The production of prostaglandin E2 (PGE2) increases dramatically during pneumococcal pneumonia, and this lipid mediator impairs alveolar macrophage (AM)-mediated innate immune responses. Microsomal prostaglandin E synthase-1 (mPGES-1) is a key enzyme involved in the synthesis of PGE2, and its expression is enhanced during bacterial infections. Genetic deletion of mPGES-1 in mice results in diminished PGE2 production and elevated levels of other prostaglandins after infection.
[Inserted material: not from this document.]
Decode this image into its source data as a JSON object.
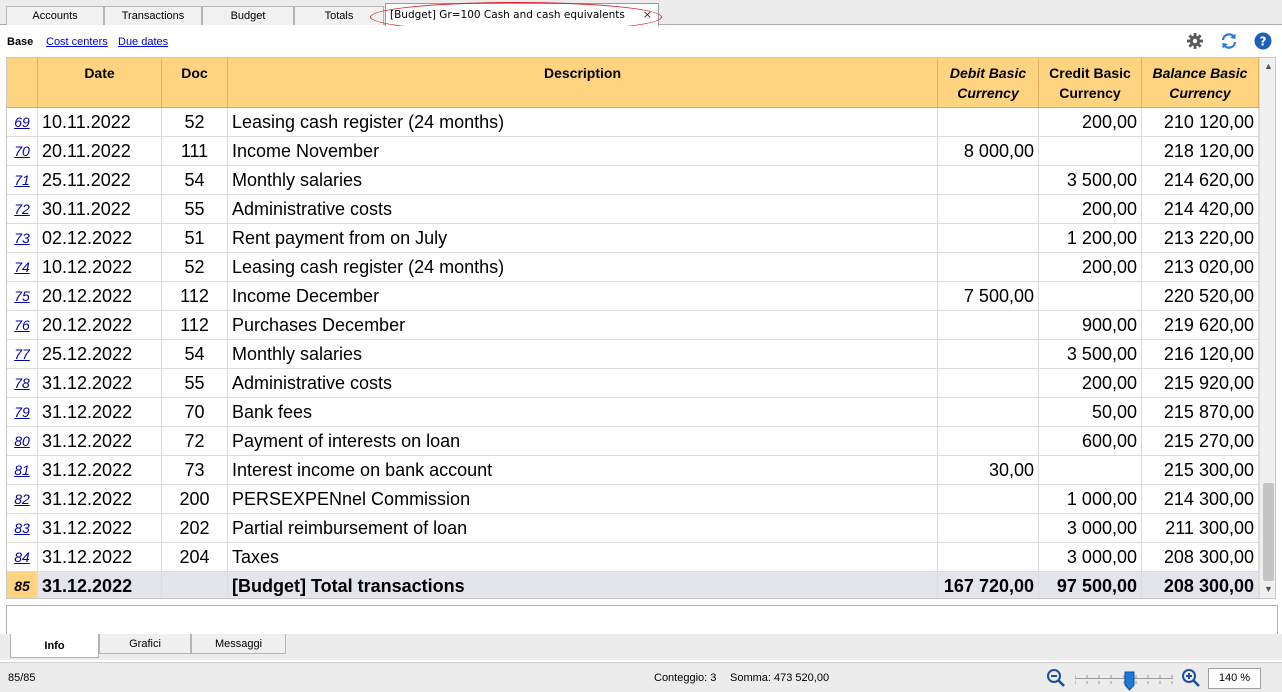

Since PGE2 plays an important immunoregulatory role during bacterial pneumonia we assessed the impact of mPGES-1 deletion in the host defense against pneumococcal pneumonia in vivo and in AMs in vitro. Wild-type (WT) and mPGES-1 knockout (KO) mice were challenged with Streptococcus pneumoniae via the intratracheal route. Compared with WT animals, we observed reduced survival and increased lung and spleen bacterial burdens in mPGES-1 KO mice 24 and 48 h after S. pneumoniae infection. While we found modest differences between WT and mPGES-1 KO mice in pulmonary cytokines, AMs from mPGES-1 KO mice exhibited defective killing of ingested bacteria in vitro that was associated with diminished inducible nitric oxide synthase expression and reduced nitric oxide (NO) synthesis. Treatment of AMs from mPGES-1 KO mice with an NO donor restored bacterial killing in vitro. These results suggest that mPGES-1 plays a critical role in bacterial pneumonia and that genetic ablation of this enzyme results in diminished pulmonary host defense in vivo and in vitro. These results suggest that specific inhibition of PGE2 synthesis by targeting mPGES-1 may weaken host defense against bacterial infections.
Copyright © 2016 the American Physiological Society.